Read more about Mors here: http://masterwoodsman.com/2016/mors-kochanski/


A Tribute to Mors

Mors Kochanski passed away on December 5, 2019 at the age of 79 years.

Mors – what can I say about Mors that hasn’t been said before by a great many people and said well?

Mors Kochanski was probably the best “Outdoor Living Skills” instructor in North America! He was an RCAF Survival School instructor, was with the Canadian navy, an Assistant Professor at U of A for many years, a writer, illustrator, magazine publisher and so much more. He taught survival skills to the RCAF, British SAS, Arctic Flying Nurses, Native trappers in northern Saskatchewan and an unending list of Primitive/Bushcraft/Survival students from Canada, USA, British Isles and Sweden to name just the major ones. He taught outdoor bushcraft skills to school children, teachers, adults and most importantly from our perspective, Junior Forest Wardens. Indeed, he was referred to as the “Patron Saint” of JFWs. He wrote the JFW “Woodstravel Guide” just for us. Yea!

While he has authored many manuals, pocket books, craft books, etc., his Northern Bushcraft (now called just Bushcraft), first published in 1987, is (to me) the definitive work. It is the only resource book listed in the JFW Saw, Axe & Knife Safety program. His long association with Karamat Wilderness Ways has ensured his lasting legacy, through Karamat and his many YouTube videos.

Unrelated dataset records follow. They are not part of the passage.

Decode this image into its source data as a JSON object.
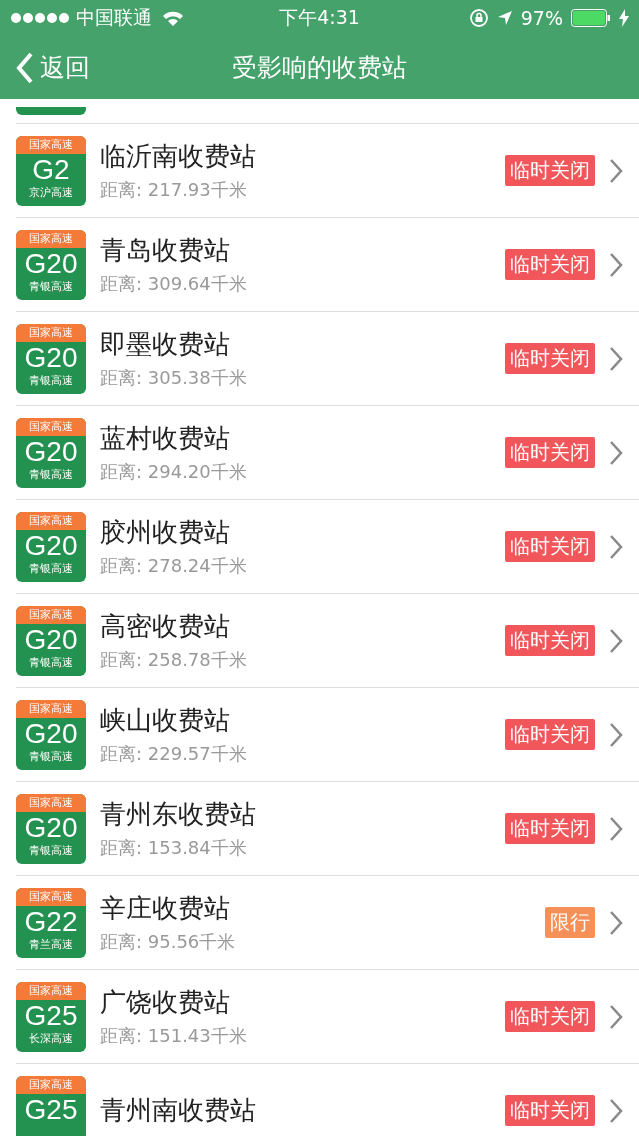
{
  "status_bar": {
    "carrier": "中国联通",
    "time": "下午4:31",
    "battery": "97%"
  },
  "nav": {
    "back": "返回",
    "title": "受影响的收费站"
  },
  "stations": [
    {
      "network": "国家高速",
      "code": "G2",
      "road": "京沪高速",
      "name": "临沂南收费站",
      "distance": "距离: 217.93千米",
      "status": "临时关闭",
      "kind": "closed"
    },
    {
      "network": "国家高速",
      "code": "G20",
      "road": "青银高速",
      "name": "青岛收费站",
      "distance": "距离: 309.64千米",
      "status": "临时关闭",
      "kind": "closed"
    },
    {
      "network": "国家高速",
      "code": "G20",
      "road": "青银高速",
      "name": "即墨收费站",
      "distance": "距离: 305.38千米",
      "status": "临时关闭",
      "kind": "closed"
    },
    {
      "network": "国家高速",
      "code": "G20",
      "road": "青银高速",
      "name": "蓝村收费站",
      "distance": "距离: 294.20千米",
      "status": "临时关闭",
      "kind": "closed"
    },
    {
      "network": "国家高速",
      "code": "G20",
      "road": "青银高速",
      "name": "胶州收费站",
      "distance": "距离: 278.24千米",
      "status": "临时关闭",
      "kind": "closed"
    },
    {
      "network": "国家高速",
      "code": "G20",
      "road": "青银高速",
      "name": "高密收费站",
      "distance": "距离: 258.78千米",
      "status": "临时关闭",
      "kind": "closed"
    },
    {
      "network": "国家高速",
      "code": "G20",
      "road": "青银高速",
      "name": "峡山收费站",
      "distance": "距离: 229.57千米",
      "status": "临时关闭",
      "kind": "closed"
    },
    {
      "network": "国家高速",
      "code": "G20",
      "road": "青银高速",
      "name": "青州东收费站",
      "distance": "距离: 153.84千米",
      "status": "临时关闭",
      "kind": "closed"
    },
    {
      "network": "国家高速",
      "code": "G22",
      "road": "青兰高速",
      "name": "辛庄收费站",
      "distance": "距离: 95.56千米",
      "status": "限行",
      "kind": "restricted"
    },
    {
      "network": "国家高速",
      "code": "G25",
      "road": "长深高速",
      "name": "广饶收费站",
      "distance": "距离: 151.43千米",
      "status": "临时关闭",
      "kind": "closed"
    },
    {
      "network": "国家高速",
      "code": "G25",
      "name": "青州南收费站",
      "status": "临时关闭",
      "kind": "closed"
    }
  ]
}
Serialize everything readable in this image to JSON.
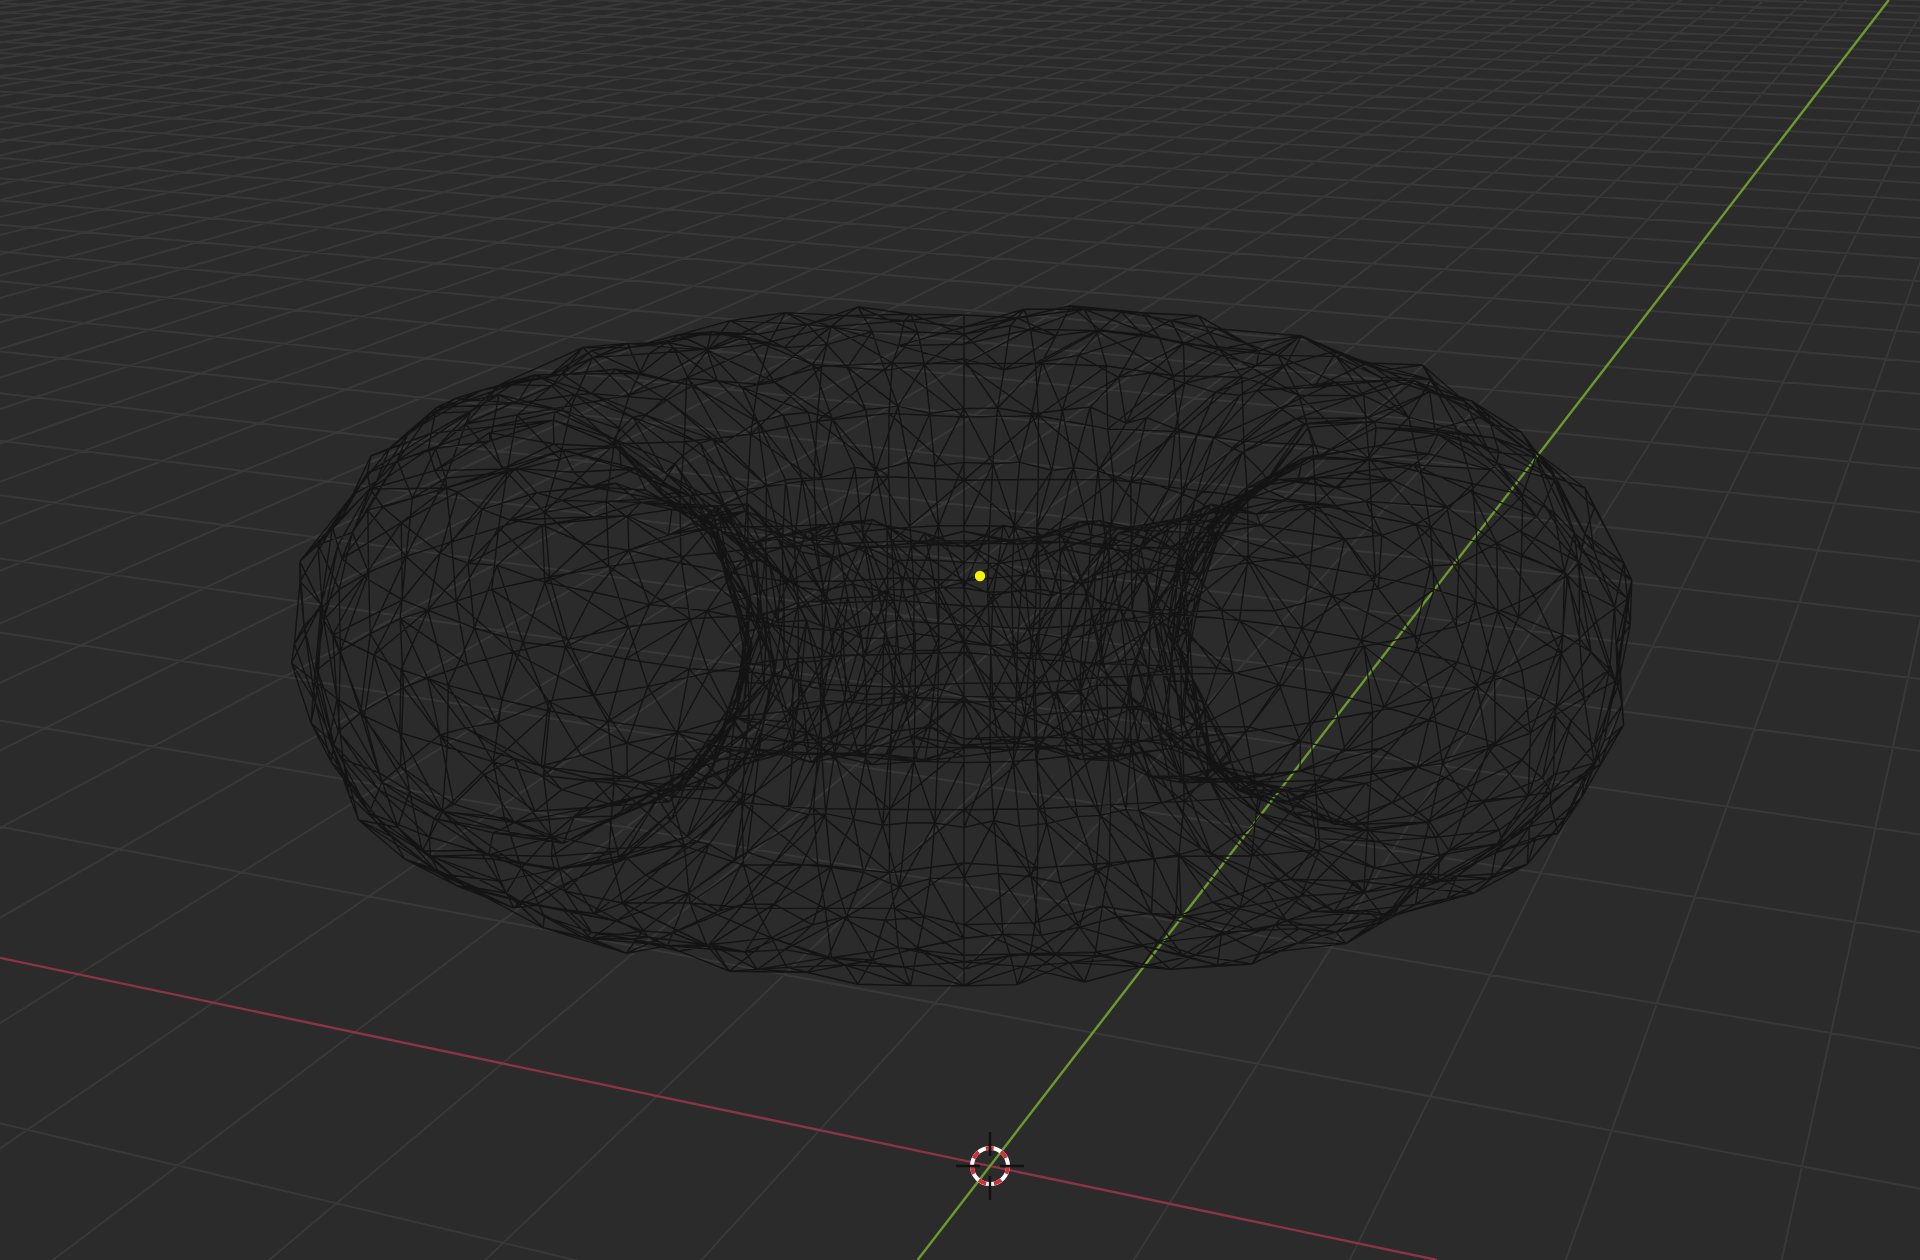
{
  "viewport": {
    "wireframe": true
  }
}
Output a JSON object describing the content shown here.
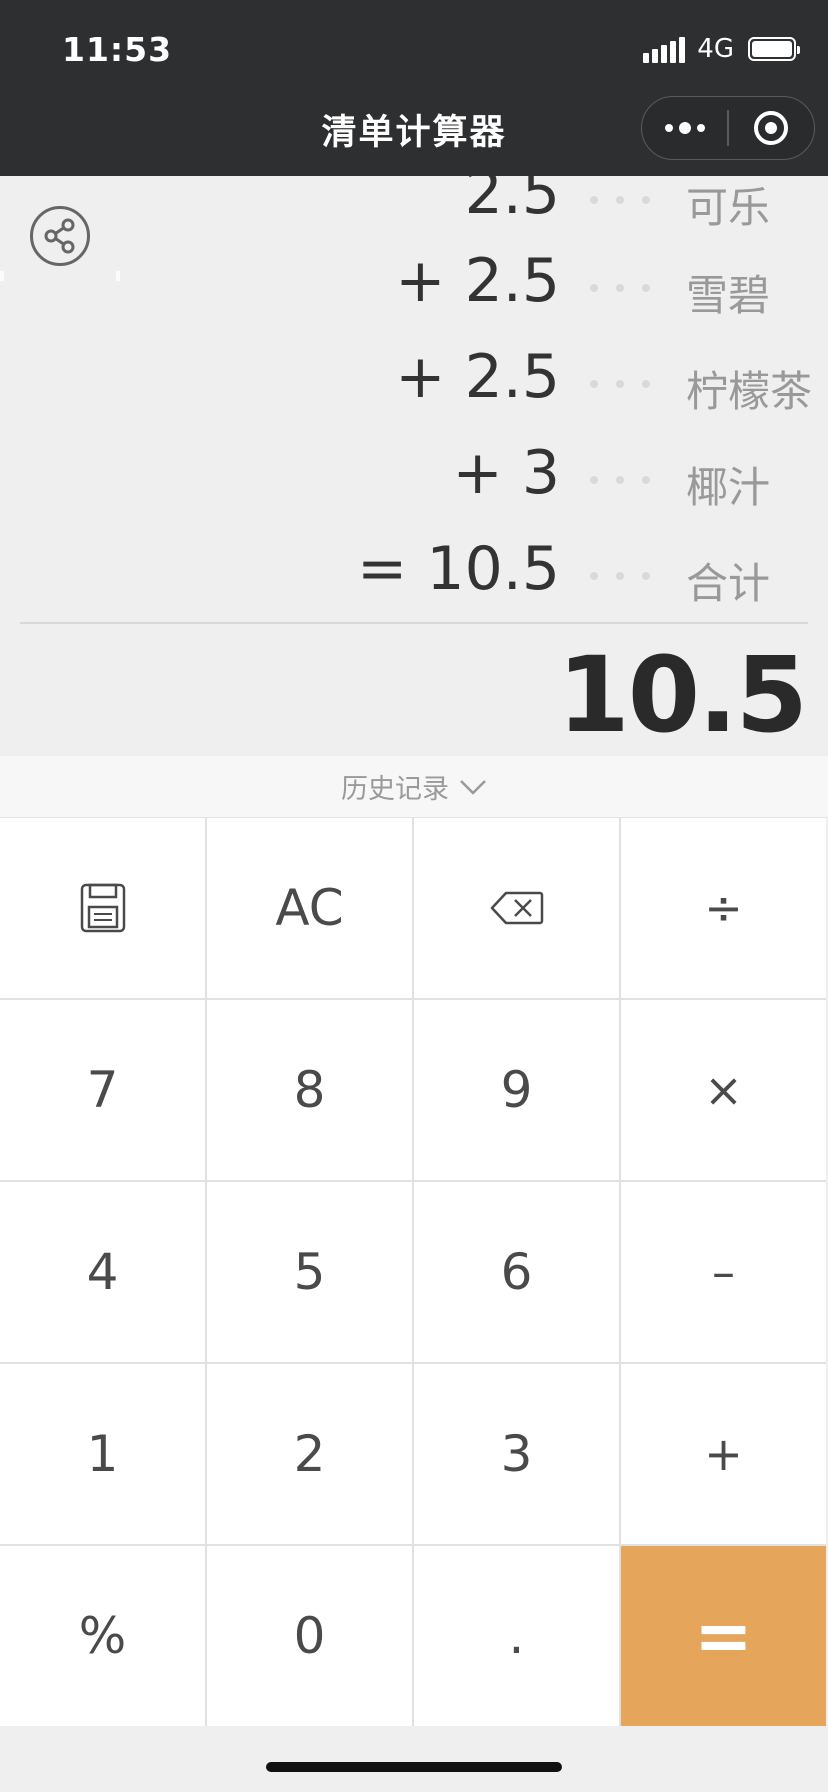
{
  "status": {
    "time": "11:53",
    "network": "4G"
  },
  "nav": {
    "title": "清单计算器"
  },
  "display": {
    "lines": [
      {
        "expr": "2.5",
        "label": "可乐"
      },
      {
        "expr": "+ 2.5",
        "label": "雪碧"
      },
      {
        "expr": "+ 2.5",
        "label": "柠檬茶"
      },
      {
        "expr": "+ 3",
        "label": "椰汁"
      },
      {
        "expr": "= 10.5",
        "label": "合计"
      }
    ],
    "result": "10.5"
  },
  "history": {
    "label": "历史记录"
  },
  "keys": {
    "save": "save-icon",
    "ac": "AC",
    "backspace": "backspace-icon",
    "divide": "÷",
    "k7": "7",
    "k8": "8",
    "k9": "9",
    "multiply": "×",
    "k4": "4",
    "k5": "5",
    "k6": "6",
    "minus": "–",
    "k1": "1",
    "k2": "2",
    "k3": "3",
    "plus": "+",
    "percent": "%",
    "k0": "0",
    "dot": ".",
    "equals": "="
  },
  "colors": {
    "nav_bg": "#2e2f31",
    "equals_bg": "#e5a55a",
    "display_bg": "#eeefee"
  }
}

Mors was many things but at heart he was an unparalleled teacher who could span all age groups and instill the wonders and bounty of Nature in us all. He taught us not to survive, but to thrive in the great outdoors! He was our Yoda!

Mors had an insatiable thirst for knowledge and was a voracious reader. The “Library” building at his place has thousands of volumes on a wide variety of subjects.

He has left us an ongoing legacy of which I will only mention one; the Mora Knife was one of his trademarks and with it he taught us knife skills (LIFE SKILLS!)

He has now left to continue his journey and I hope it contains a little wood smoke, Mora knives, tin whistles, and boughs for the ground-to-air signal fires.

I’ll leave you with one of his many sayings, “Mother Nature doesn’t care if you’re having a good time.”

His name will be added to the JFW “In Gratitude” memorial which hangs in the Hall at our Jumping Pound Camp.

Walk well.

– Brian McBride, Eagles Club, Calgary